▶ _ACTION ITEM_:
Retype the records in full, keeping each character as it is.

▶ _TASK MATERIAL_:
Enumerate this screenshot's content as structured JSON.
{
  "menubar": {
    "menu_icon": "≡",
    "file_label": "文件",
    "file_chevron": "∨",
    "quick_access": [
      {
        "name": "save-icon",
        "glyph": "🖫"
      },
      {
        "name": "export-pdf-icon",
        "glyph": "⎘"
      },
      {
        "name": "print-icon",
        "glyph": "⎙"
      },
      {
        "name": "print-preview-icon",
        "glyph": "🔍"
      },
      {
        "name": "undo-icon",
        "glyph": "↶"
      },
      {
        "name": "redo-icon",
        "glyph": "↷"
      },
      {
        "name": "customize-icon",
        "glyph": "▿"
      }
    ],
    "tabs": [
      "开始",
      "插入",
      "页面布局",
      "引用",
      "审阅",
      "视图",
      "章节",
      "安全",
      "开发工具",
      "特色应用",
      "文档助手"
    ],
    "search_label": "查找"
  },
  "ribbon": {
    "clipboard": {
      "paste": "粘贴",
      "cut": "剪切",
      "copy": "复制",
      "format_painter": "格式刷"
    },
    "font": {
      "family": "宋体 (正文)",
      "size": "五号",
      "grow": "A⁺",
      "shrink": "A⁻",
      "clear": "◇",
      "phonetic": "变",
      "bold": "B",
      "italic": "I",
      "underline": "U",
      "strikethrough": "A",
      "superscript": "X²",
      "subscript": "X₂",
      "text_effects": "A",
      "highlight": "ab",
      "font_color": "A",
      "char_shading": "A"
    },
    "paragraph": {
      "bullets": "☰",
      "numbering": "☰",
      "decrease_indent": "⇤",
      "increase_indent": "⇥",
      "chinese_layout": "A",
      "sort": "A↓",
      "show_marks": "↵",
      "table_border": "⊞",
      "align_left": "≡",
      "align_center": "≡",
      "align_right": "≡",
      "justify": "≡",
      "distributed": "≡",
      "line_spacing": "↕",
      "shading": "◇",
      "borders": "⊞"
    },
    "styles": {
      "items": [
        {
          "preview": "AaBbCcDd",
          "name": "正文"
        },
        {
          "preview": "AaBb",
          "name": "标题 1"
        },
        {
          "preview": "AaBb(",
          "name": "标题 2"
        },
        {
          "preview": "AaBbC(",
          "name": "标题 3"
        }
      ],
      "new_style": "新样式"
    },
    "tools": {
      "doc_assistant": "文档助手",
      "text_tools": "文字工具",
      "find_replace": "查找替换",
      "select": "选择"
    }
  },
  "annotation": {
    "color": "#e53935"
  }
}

▶ _ANSWER BOX_:
Enumerate this screenshot's content as structured JSON.
{
  "menubar": {
    "menu_icon": "≡",
    "file_label": "文件",
    "file_chevron": "∨",
    "quick_access": [
      {
        "name": "save-icon",
        "glyph": "🖫"
      },
      {
        "name": "export-pdf-icon",
        "glyph": "⎘"
      },
      {
        "name": "print-icon",
        "glyph": "⎙"
      },
      {
        "name": "print-preview-icon",
        "glyph": "🔍"
      },
      {
        "name": "undo-icon",
        "glyph": "↶"
      },
      {
        "name": "redo-icon",
        "glyph": "↷"
      },
      {
        "name": "customize-icon",
        "glyph": "▿"
      }
    ],
    "tabs": [
      "开始",
      "插入",
      "页面布局",
      "引用",
      "审阅",
      "视图",
      "章节",
      "安全",
      "开发工具",
      "特色应用",
      "文档助手"
    ],
    "search_label": "查找"
  },
  "ribbon": {
    "clipboard": {
      "paste": "粘贴",
      "cut": "剪切",
      "copy": "复制",
      "format_painter": "格式刷"
    },
    "font": {
      "family": "宋体 (正文)",
      "size": "五号",
      "grow": "A⁺",
      "shrink": "A⁻",
      "clear": "◇",
      "phonetic": "变",
      "bold": "B",
      "italic": "I",
      "underline": "U",
      "strikethrough": "A",
      "superscript": "X²",
      "subscript": "X₂",
      "text_effects": "A",
      "highlight": "ab",
      "font_color": "A",
      "char_shading": "A"
    },
    "paragraph": {
      "bullets": "☰",
      "numbering": "☰",
      "decrease_indent": "⇤",
      "increase_indent": "⇥",
      "chinese_layout": "A",
      "sort": "A↓",
      "show_marks": "↵",
      "table_border": "⊞",
      "align_left": "≡",
      "align_center": "≡",
      "align_right": "≡",
      "justify": "≡",
      "distributed": "≡",
      "line_spacing": "↕",
      "shading": "◇",
      "borders": "⊞"
    },
    "styles": {
      "items": [
        {
          "preview": "AaBbCcDd",
          "name": "正文"
        },
        {
          "preview": "AaBb",
          "name": "标题 1"
        },
        {
          "preview": "AaBb(",
          "name": "标题 2"
        },
        {
          "preview": "AaBbC(",
          "name": "标题 3"
        }
      ],
      "new_style": "新样式"
    },
    "tools": {
      "doc_assistant": "文档助手",
      "text_tools": "文字工具",
      "find_replace": "查找替换",
      "select": "选择"
    }
  },
  "annotation": {
    "color": "#e53935"
  }
}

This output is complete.